Beloved photographer Bill Cunningham recorded both street styles and high society for decades.
Bill Cunningham’s photos for The New York Times often included a group of regulars, one of whom has claimed that his will has been fudged, according to the New York Post’s Page Six in “Muses claim Bill Cunningham’s will was ‘fudged.’” Whether the claim is founded or not, no one in the group was named in the will, so according to Page Six, they won’t be able to challenge it in court.
Lebenthal was photographed by Cunningham regularly. She says that Cunningham, who died in June 2016 at 87, asked her for estate planning advice in 2014 and 2015. Lebenthal told the newspaper, “Bill came in and gave me his will, I saw it … A year later, there’s this totally different will.”
Lebenthal noticed that the will she saw did not mention Cunningham’s photographic archives. She raised concerns when he told her that he just wanted to have his collection thrown away. She claims to have then discussed his donating the photos to the New York Historical Society.
In a 2014 handwritten letter, Cunningham wrote Lebenthal, “Thank you for caring about all that end of life stuff … I have to start the process.”
In December 2015 he wrote, “Thank you for your [letters] to help me put my affairs in order. I have put off to [sic] long but must do it now … doing it would give me peace of mind.”
The New York Post reported in August 2016, that when Cunningham passed away, he had a 2010 will that named a niece and an attorney as executors. The will stipulated that his valuable catalog of photos and negatives was to go to his niece. However, Cunningham had also filed a 1993 will with New York Surrogate’s Court for safekeeping.
Lebenthal and her group have hired an investigator to look into the will on file and claims that there are many things that don’t add up. She claims that the new will had suspicious “smudge marks” from alleged water damage, inconsistent “stapler marks” and a notary stamp she believes to be “fishy.”
Bill Cunningham was an institution in New York City, and Lebenthal told Page Six that she loved him like a father. Attorney Richard S. Peskin, a co-executor of the 2010 will, declined to comment on the story and says that he has not heard from Lebenthal.

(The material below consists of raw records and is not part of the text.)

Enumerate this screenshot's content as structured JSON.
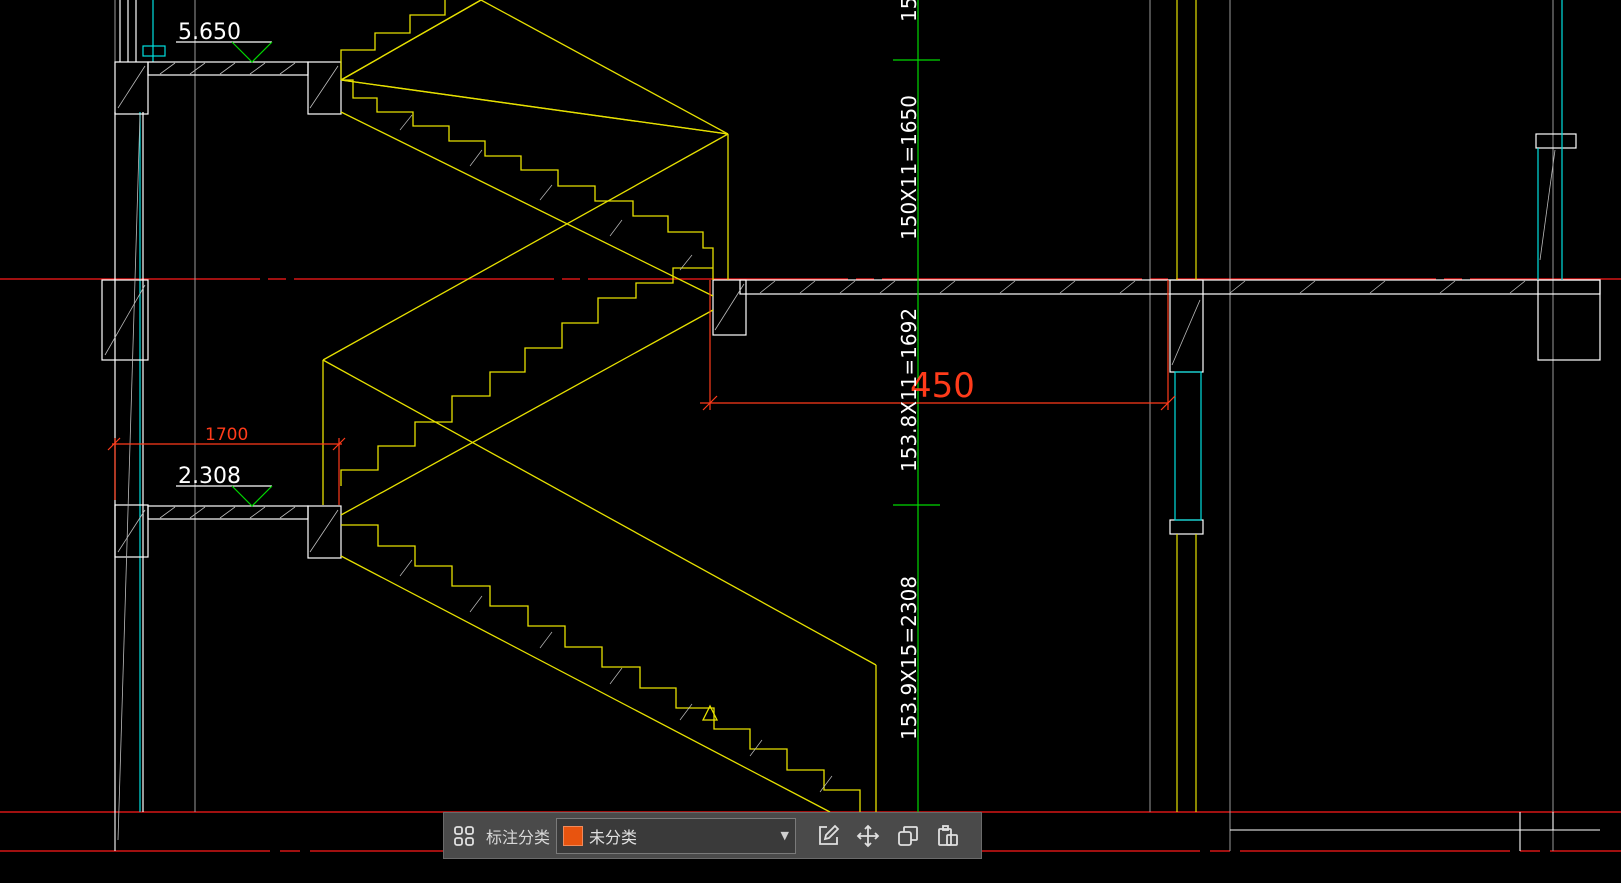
{
  "drawing": {
    "levels": [
      "5.650",
      "2.308"
    ],
    "dimension_1700": "1700",
    "dimension_450": "450",
    "stair_dims": [
      "150X11=1650",
      "153.8X11=1692",
      "153.9X15=2308"
    ],
    "stair_top_partial": "15",
    "colors": {
      "background": "#000000",
      "stair": "#e6e000",
      "structure": "#ffffff",
      "dimension_red": "#ff3b1a",
      "axis": "#ff0000",
      "level_green": "#00ff00",
      "glass": "#00e0e0"
    }
  },
  "toolbar": {
    "grid_icon": "grid-icon",
    "category_label": "标注分类",
    "category_value": "未分类",
    "category_color": "#e8540f",
    "edit_icon": "edit-icon",
    "move_icon": "move-icon",
    "copy_icon": "copy-icon",
    "paste_icon": "paste-icon"
  }
}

Reference: Page Six (December 13, 2016) “Muses claim Bill Cunningham’s will was ‘fudged’”